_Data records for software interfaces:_
/---

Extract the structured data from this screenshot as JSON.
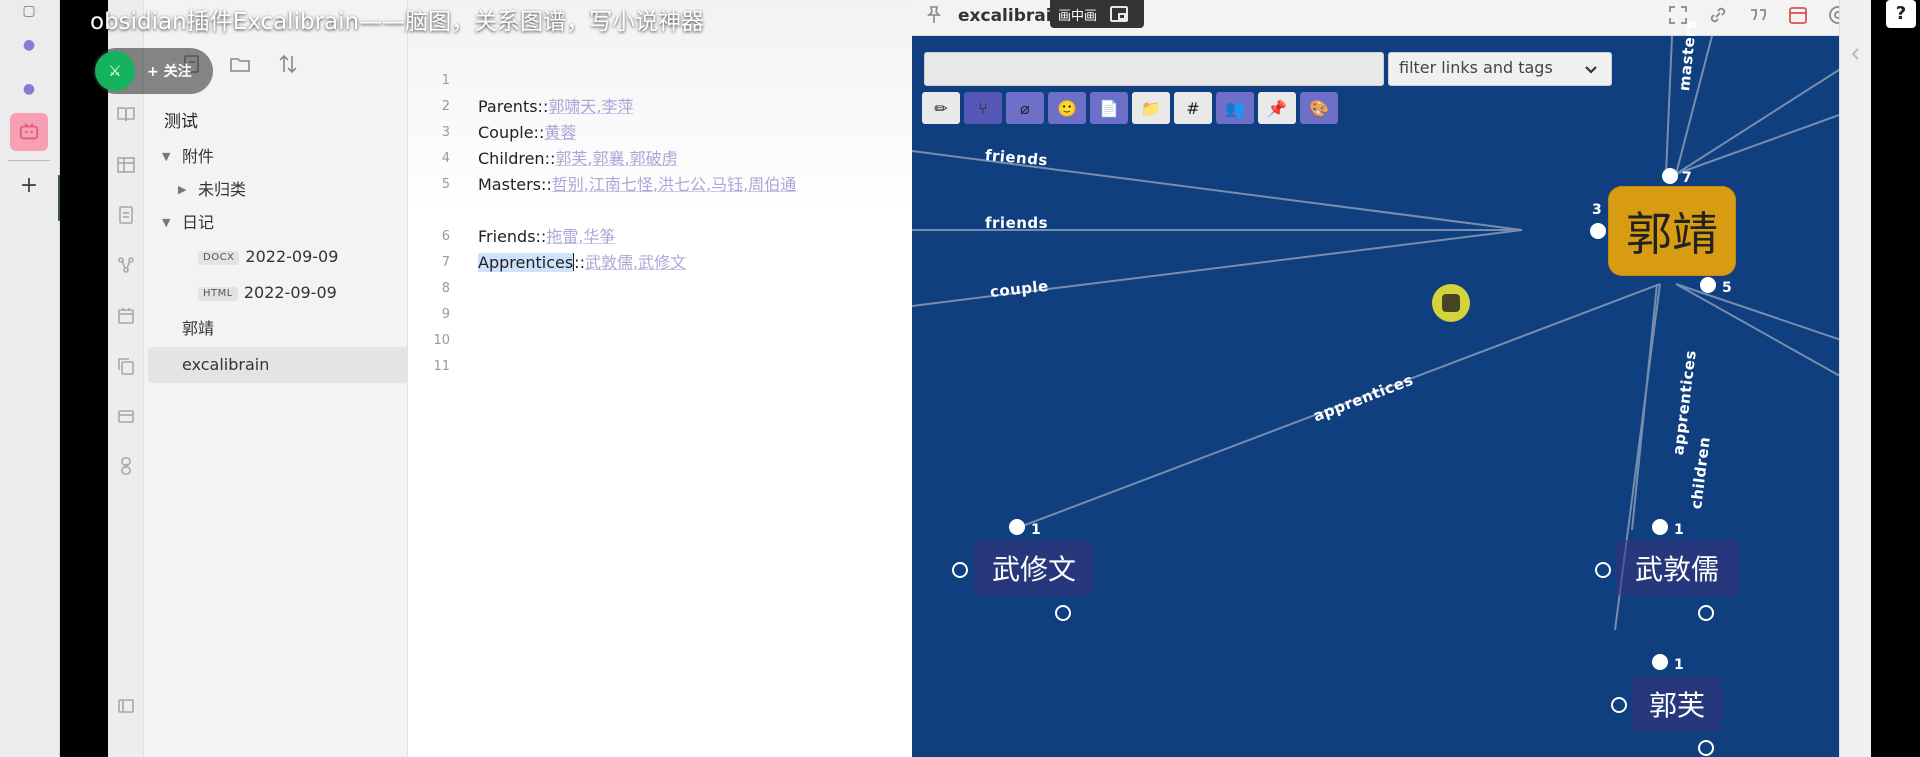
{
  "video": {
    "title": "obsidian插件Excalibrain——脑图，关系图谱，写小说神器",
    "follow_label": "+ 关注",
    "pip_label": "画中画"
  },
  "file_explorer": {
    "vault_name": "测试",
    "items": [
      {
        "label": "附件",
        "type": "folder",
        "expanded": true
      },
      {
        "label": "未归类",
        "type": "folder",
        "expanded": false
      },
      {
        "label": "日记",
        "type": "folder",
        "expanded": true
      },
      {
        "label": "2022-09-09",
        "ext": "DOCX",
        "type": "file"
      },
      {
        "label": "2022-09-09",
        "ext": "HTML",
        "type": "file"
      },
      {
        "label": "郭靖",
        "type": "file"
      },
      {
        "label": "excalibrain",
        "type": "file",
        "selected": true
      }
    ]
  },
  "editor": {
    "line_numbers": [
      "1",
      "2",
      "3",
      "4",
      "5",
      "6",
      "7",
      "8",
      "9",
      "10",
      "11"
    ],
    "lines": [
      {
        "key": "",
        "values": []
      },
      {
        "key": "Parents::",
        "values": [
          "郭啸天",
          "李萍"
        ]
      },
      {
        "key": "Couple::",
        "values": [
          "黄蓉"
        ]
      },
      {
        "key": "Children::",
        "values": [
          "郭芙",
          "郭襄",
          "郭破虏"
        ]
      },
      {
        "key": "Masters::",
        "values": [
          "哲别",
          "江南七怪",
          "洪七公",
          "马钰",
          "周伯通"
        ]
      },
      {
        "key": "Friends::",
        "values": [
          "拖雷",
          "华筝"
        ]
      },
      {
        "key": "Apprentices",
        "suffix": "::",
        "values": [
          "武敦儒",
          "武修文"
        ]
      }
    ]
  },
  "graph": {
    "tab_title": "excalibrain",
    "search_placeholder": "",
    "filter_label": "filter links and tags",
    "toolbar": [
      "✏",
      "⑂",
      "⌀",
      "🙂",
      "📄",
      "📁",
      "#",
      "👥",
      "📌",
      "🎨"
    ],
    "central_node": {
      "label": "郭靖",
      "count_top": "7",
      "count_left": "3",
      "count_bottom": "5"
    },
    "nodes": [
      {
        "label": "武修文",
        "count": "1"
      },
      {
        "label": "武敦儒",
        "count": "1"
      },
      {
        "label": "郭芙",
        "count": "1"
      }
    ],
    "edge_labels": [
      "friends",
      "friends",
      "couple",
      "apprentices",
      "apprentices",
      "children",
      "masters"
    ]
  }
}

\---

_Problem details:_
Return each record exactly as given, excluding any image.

_Answer for this exercise:_
Extract the structured data from this screenshot as JSON.
{
  "video": {
    "title": "obsidian插件Excalibrain——脑图，关系图谱，写小说神器",
    "follow_label": "+ 关注",
    "pip_label": "画中画"
  },
  "file_explorer": {
    "vault_name": "测试",
    "items": [
      {
        "label": "附件",
        "type": "folder",
        "expanded": true
      },
      {
        "label": "未归类",
        "type": "folder",
        "expanded": false
      },
      {
        "label": "日记",
        "type": "folder",
        "expanded": true
      },
      {
        "label": "2022-09-09",
        "ext": "DOCX",
        "type": "file"
      },
      {
        "label": "2022-09-09",
        "ext": "HTML",
        "type": "file"
      },
      {
        "label": "郭靖",
        "type": "file"
      },
      {
        "label": "excalibrain",
        "type": "file",
        "selected": true
      }
    ]
  },
  "editor": {
    "line_numbers": [
      "1",
      "2",
      "3",
      "4",
      "5",
      "6",
      "7",
      "8",
      "9",
      "10",
      "11"
    ],
    "lines": [
      {
        "key": "",
        "values": []
      },
      {
        "key": "Parents::",
        "values": [
          "郭啸天",
          "李萍"
        ]
      },
      {
        "key": "Couple::",
        "values": [
          "黄蓉"
        ]
      },
      {
        "key": "Children::",
        "values": [
          "郭芙",
          "郭襄",
          "郭破虏"
        ]
      },
      {
        "key": "Masters::",
        "values": [
          "哲别",
          "江南七怪",
          "洪七公",
          "马钰",
          "周伯通"
        ]
      },
      {
        "key": "Friends::",
        "values": [
          "拖雷",
          "华筝"
        ]
      },
      {
        "key": "Apprentices",
        "suffix": "::",
        "values": [
          "武敦儒",
          "武修文"
        ]
      }
    ]
  },
  "graph": {
    "tab_title": "excalibrain",
    "search_placeholder": "",
    "filter_label": "filter links and tags",
    "toolbar": [
      "✏",
      "⑂",
      "⌀",
      "🙂",
      "📄",
      "📁",
      "#",
      "👥",
      "📌",
      "🎨"
    ],
    "central_node": {
      "label": "郭靖",
      "count_top": "7",
      "count_left": "3",
      "count_bottom": "5"
    },
    "nodes": [
      {
        "label": "武修文",
        "count": "1"
      },
      {
        "label": "武敦儒",
        "count": "1"
      },
      {
        "label": "郭芙",
        "count": "1"
      }
    ],
    "edge_labels": [
      "friends",
      "friends",
      "couple",
      "apprentices",
      "apprentices",
      "children",
      "masters"
    ]
  }
}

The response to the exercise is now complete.